The 1998 Association of University Administrators (AUA) Conference was held at the University of Birmingham. It was a time of uncertainty; while the Dearing Committee had reported the year before, the new Labour Government’s Green Paper had raised a host of issues. Meanwhile HEFCE were maturing their systems, migrating institutions’ funding to a common level.
Bob Fryer was the main speaker, in his role of Chair of a lifelong learning advisory body but, in effect, David Blunkett’s plenipotentiary to the post-16 education sectors. Government had taken the learning society theme from Dearing, and were advancing a programme of lifelong learning for all – a point that he emphasised (no measly 50% target here). Fryer explained to a packed hall the challenges that the Government saw in three damaging educational ‘values’: failure, exclusion and hierarchy. This was to be an integrated policy, he was as concerned about the kids who’d disengaged at 12 as those choosing educational paths at 16 or 18. Fryer spoke often in this period, blending theoretical stances from Beck’s Risk Society with the ambition of his political masters.
Michael Clark (PVC at Birmingham) took a different angle to the same questions, looking at the New Labour approach to the management of public services, and then threading in how higher education would fit. The ‘Third Way’ would be important, and Clark warned that Blair would be more radical than people had given him credit for. He also said that political advisers would have an important role – my notes include ‘Most influential thinker on Ed is Ed Milliband!’

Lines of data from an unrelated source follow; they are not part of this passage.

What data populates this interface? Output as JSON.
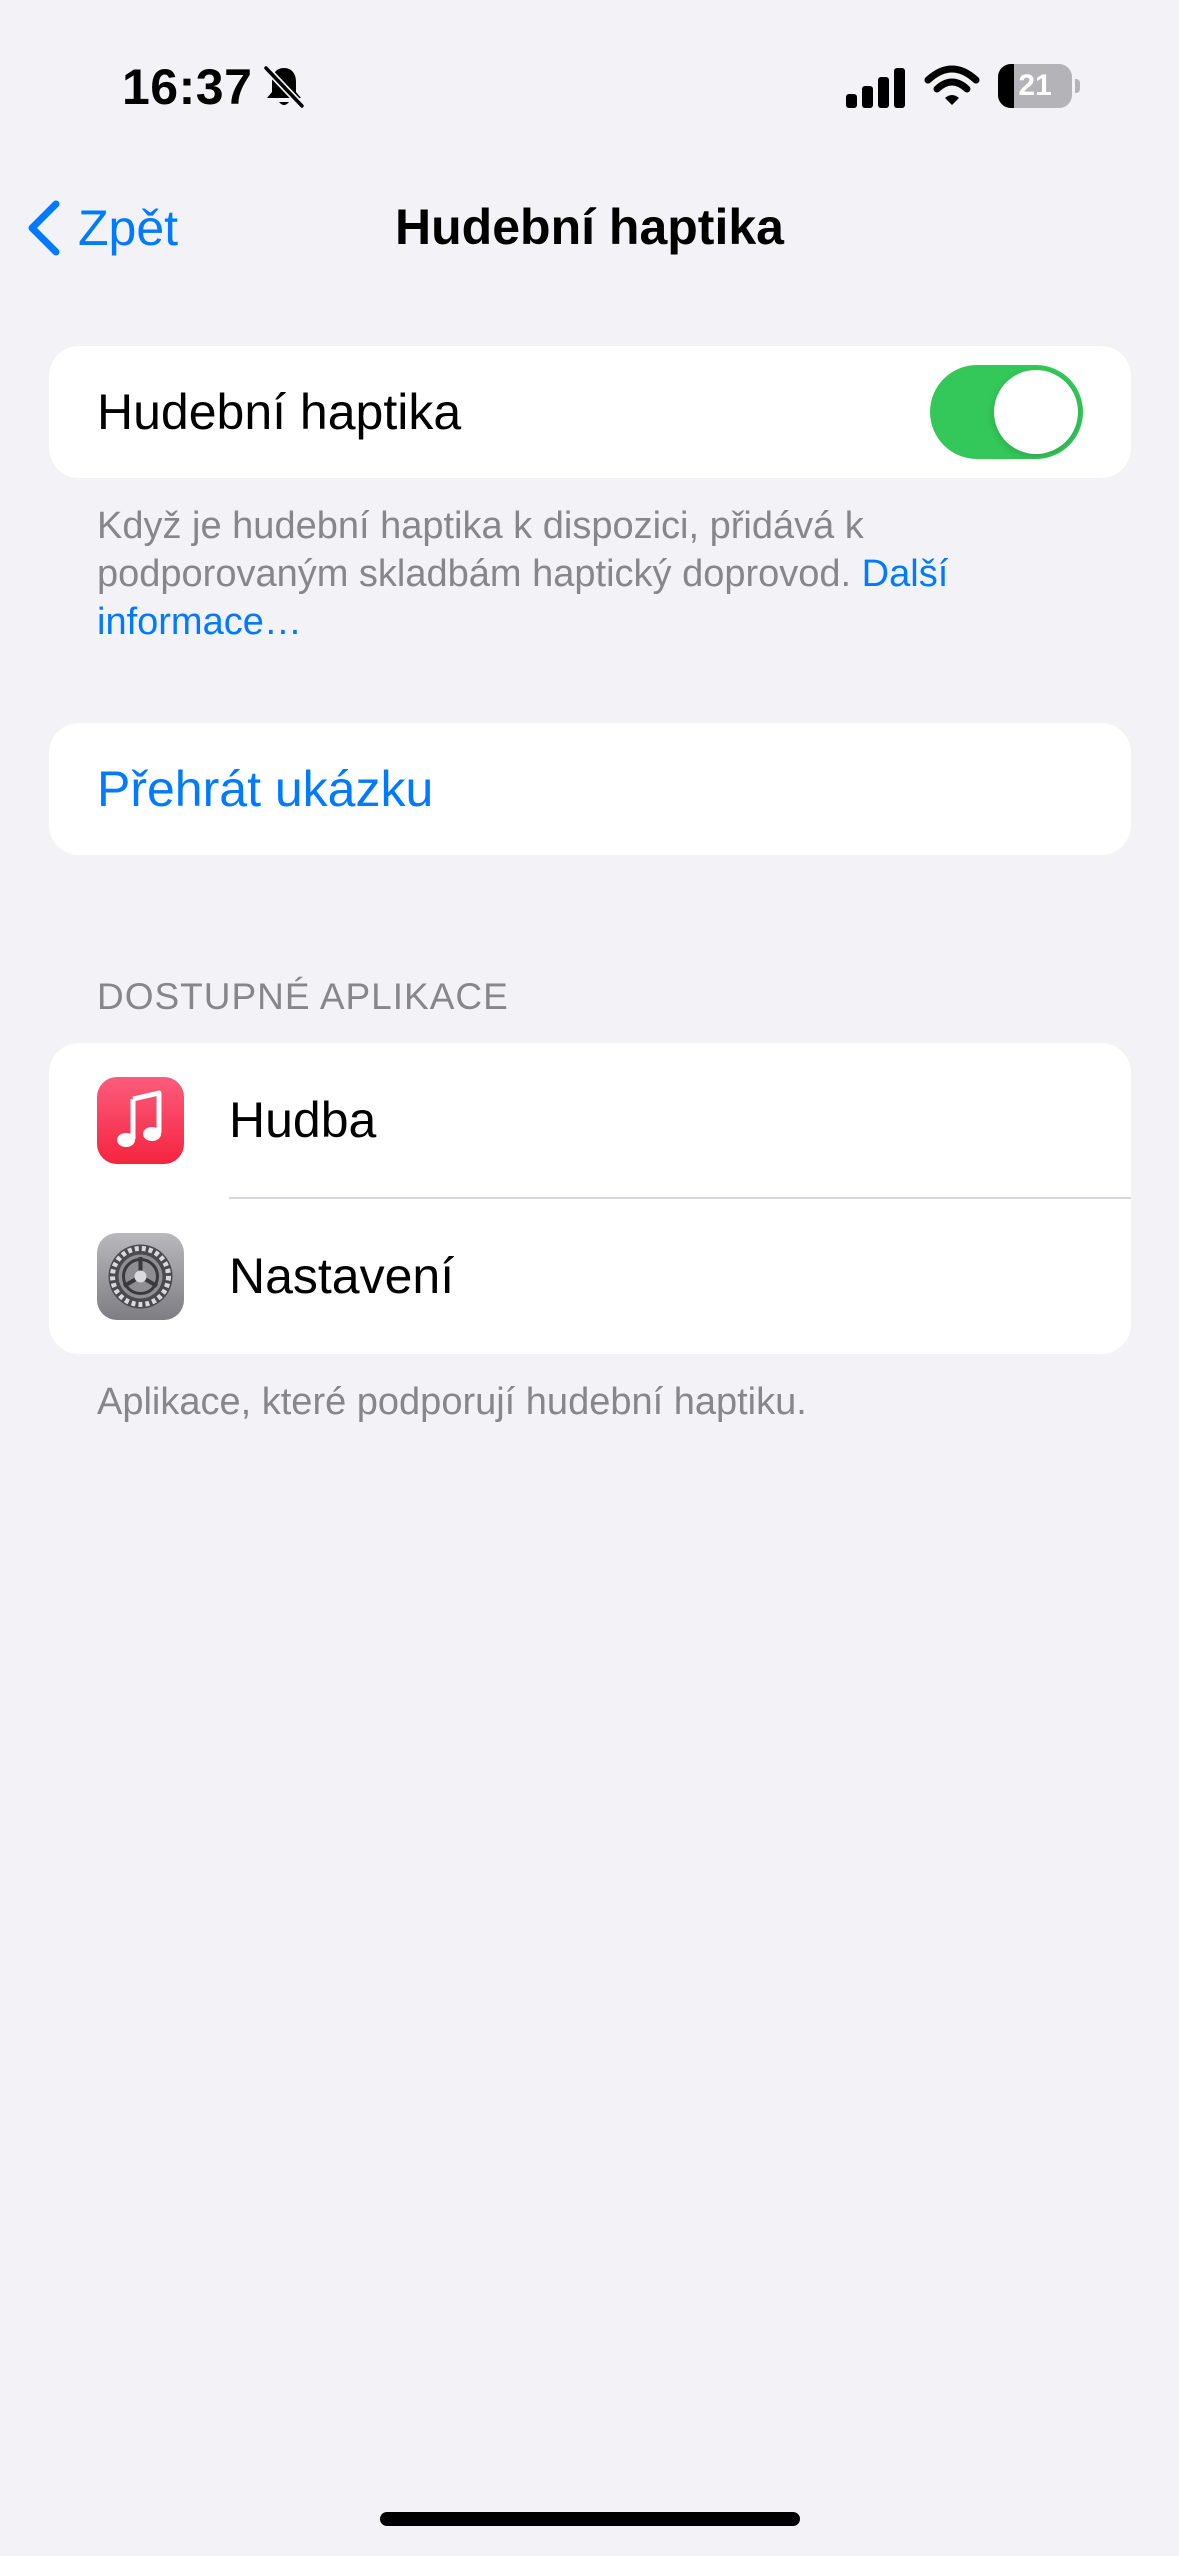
{
  "status_bar": {
    "time": "16:37",
    "battery_level": "21",
    "battery_fraction": 0.21,
    "icons": [
      "bell-slash-icon",
      "cellular-signal-icon",
      "wifi-icon",
      "battery-icon"
    ]
  },
  "nav": {
    "back_label": "Zpět",
    "title": "Hudební haptika"
  },
  "toggle_section": {
    "label": "Hudební haptika",
    "enabled": true,
    "footer_text": "Když je hudební haptika k dispozici, přidává k podporovaným skladbám haptický doprovod. ",
    "footer_link": "Další informace…"
  },
  "play_section": {
    "label": "Přehrát ukázku"
  },
  "apps_section": {
    "header": "DOSTUPNÉ APLIKACE",
    "items": [
      {
        "label": "Hudba",
        "icon": "music-app-icon"
      },
      {
        "label": "Nastavení",
        "icon": "settings-app-icon"
      }
    ],
    "footer_text": "Aplikace, které podporují hudební haptiku."
  },
  "colors": {
    "accent": "#007aff",
    "switch_on": "#34c759",
    "background": "#f2f2f7",
    "music_icon": "#fa3c5a"
  }
}
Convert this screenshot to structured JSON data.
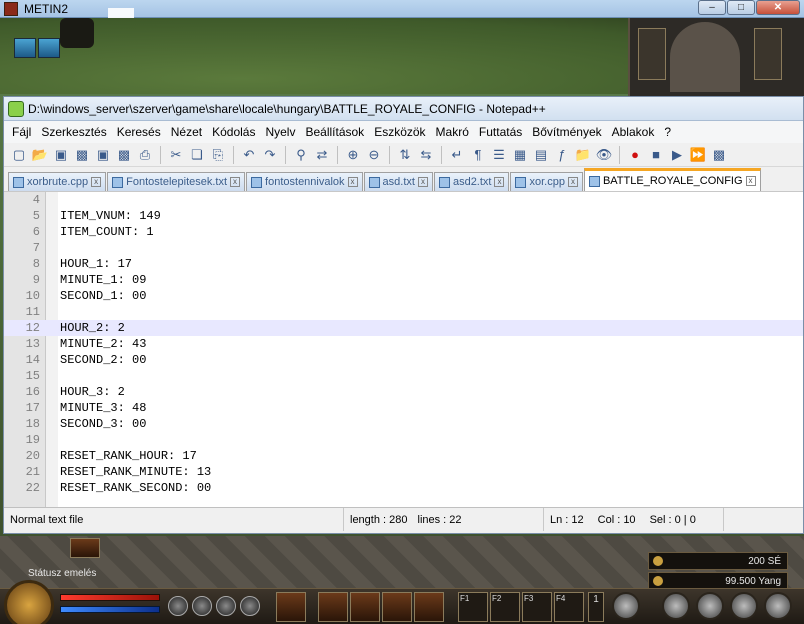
{
  "game": {
    "title": "METIN2",
    "status_label": "Státusz emelés",
    "money": [
      {
        "label": "200 SÉ"
      },
      {
        "label": "99.500 Yang"
      }
    ],
    "quickbar_keys": [
      "F1",
      "F2",
      "F3",
      "F4"
    ],
    "page_number": "1"
  },
  "window_controls": {
    "minimize": "–",
    "maximize": "□",
    "close": "✕"
  },
  "notepad": {
    "title": "D:\\windows_server\\szerver\\game\\share\\locale\\hungary\\BATTLE_ROYALE_CONFIG - Notepad++",
    "menu": [
      "Fájl",
      "Szerkesztés",
      "Keresés",
      "Nézet",
      "Kódolás",
      "Nyelv",
      "Beállítások",
      "Eszközök",
      "Makró",
      "Futtatás",
      "Bővítmények",
      "Ablakok",
      "?"
    ],
    "tabs": [
      {
        "label": "xorbrute.cpp",
        "active": false
      },
      {
        "label": "Fontostelepitesek.txt",
        "active": false
      },
      {
        "label": "fontostennivalok",
        "active": false
      },
      {
        "label": "asd.txt",
        "active": false
      },
      {
        "label": "asd2.txt",
        "active": false
      },
      {
        "label": "xor.cpp",
        "active": false
      },
      {
        "label": "BATTLE_ROYALE_CONFIG",
        "active": true
      }
    ],
    "lines": [
      {
        "n": "4",
        "text": ""
      },
      {
        "n": "5",
        "text": "ITEM_VNUM: 149"
      },
      {
        "n": "6",
        "text": "ITEM_COUNT: 1"
      },
      {
        "n": "7",
        "text": ""
      },
      {
        "n": "8",
        "text": "HOUR_1: 17"
      },
      {
        "n": "9",
        "text": "MINUTE_1: 09"
      },
      {
        "n": "10",
        "text": "SECOND_1: 00"
      },
      {
        "n": "11",
        "text": ""
      },
      {
        "n": "12",
        "text": "HOUR_2: 2"
      },
      {
        "n": "13",
        "text": "MINUTE_2: 43"
      },
      {
        "n": "14",
        "text": "SECOND_2: 00"
      },
      {
        "n": "15",
        "text": ""
      },
      {
        "n": "16",
        "text": "HOUR_3: 2"
      },
      {
        "n": "17",
        "text": "MINUTE_3: 48"
      },
      {
        "n": "18",
        "text": "SECOND_3: 00"
      },
      {
        "n": "19",
        "text": ""
      },
      {
        "n": "20",
        "text": "RESET_RANK_HOUR: 17"
      },
      {
        "n": "21",
        "text": "RESET_RANK_MINUTE: 13"
      },
      {
        "n": "22",
        "text": "RESET_RANK_SECOND: 00"
      }
    ],
    "current_line": "12",
    "status": {
      "file_type": "Normal text file",
      "length": "length : 280",
      "lines": "lines : 22",
      "ln": "Ln : 12",
      "col": "Col : 10",
      "sel": "Sel : 0 | 0"
    },
    "toolbar_icons": [
      "new-file-icon",
      "open-file-icon",
      "save-icon",
      "save-all-icon",
      "close-icon",
      "close-all-icon",
      "print-icon",
      "cut-icon",
      "copy-icon",
      "paste-icon",
      "undo-icon",
      "redo-icon",
      "find-icon",
      "replace-icon",
      "zoom-in-icon",
      "zoom-out-icon",
      "sync-v-icon",
      "sync-h-icon",
      "word-wrap-icon",
      "all-chars-icon",
      "indent-guide-icon",
      "udl-icon",
      "doc-map-icon",
      "function-list-icon",
      "folder-workspace-icon",
      "monitoring-icon",
      "record-macro-icon",
      "stop-macro-icon",
      "play-macro-icon",
      "run-macro-multiple-icon",
      "save-macro-icon"
    ]
  }
}
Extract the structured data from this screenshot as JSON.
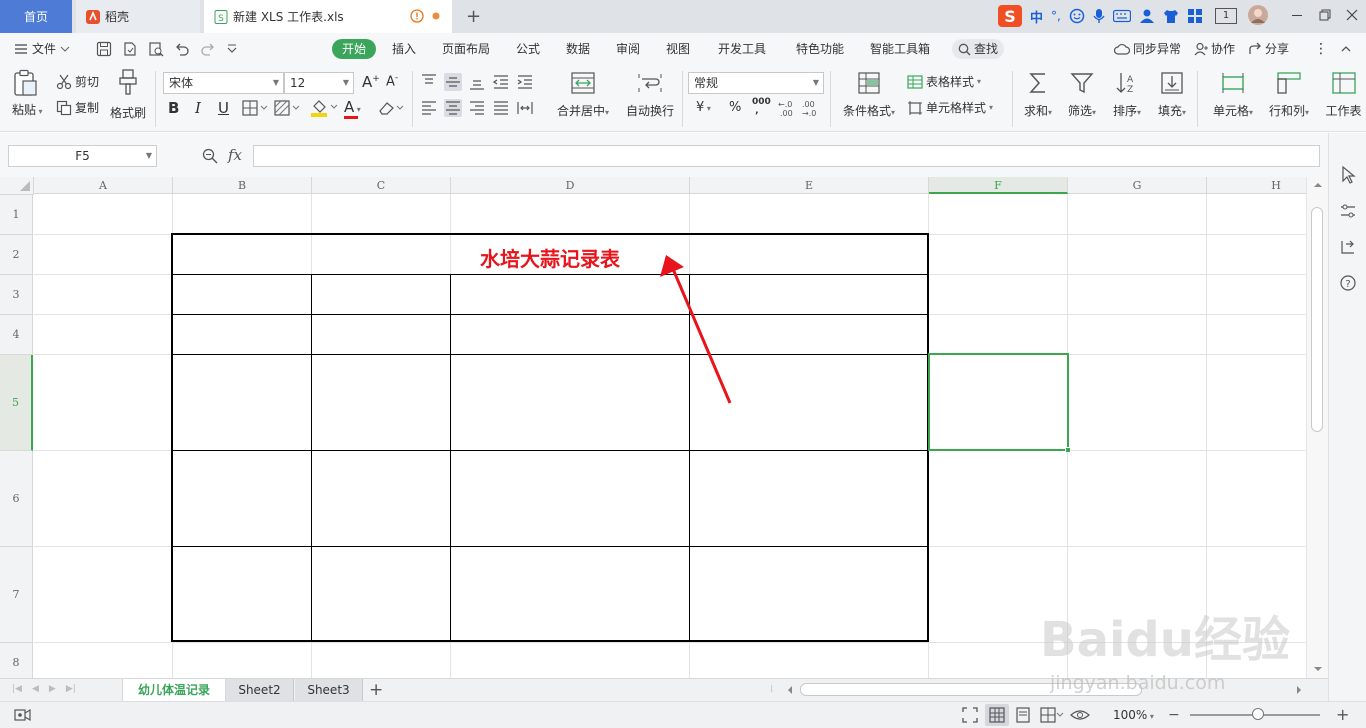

To emphasise the newness of the government, we heard from a new backbencher Stephen Twigg, seemingly still shocked to be MP for Enfield Southgate but known to the sector as a former NUS president. Noting the Government’s plans on £1000 fees, he sounded a caution about the removal of grants and the potential issues around mature students.
A more regular feature of AUA conferences is senior leaders providing their own takes while being open about the challenges facing their institutions. Sandra Burlesden explained how MMU had responding to the changes in policy by holding a major strategic review. Nick Andrew and Margaret Andrew (Registrars at Bradford and Huddersfield) focused on how a regional focus would help their universities and then addressed academic & administrative structures and how universities needed to do better to build career structures for their staff.
SUMS often offer a window into their recent practice at AUA, and I went to two sessions they supported. Bernarde Hyde looked at changing administrative support structures, with modularisation (often the 1990s’ bugbear) and research selectivity driving a ‘search for excellence’ in structures. John Haywood (with Fraser Woodburn) ran a session on ‘shaking up the administration’, with new mechanisms for support services’ accountability and value for money.
The best part of AUA conferences is colleagues sharing their practice – my last session was a comprehensive guide to creating an international recruitment strategy. Perhaps providers will be more reticent about sharing ideas that might be giving them a competitive edge, but the open sharing of ideas and processes is still at the heart of our professional body and its wonderful annual conference.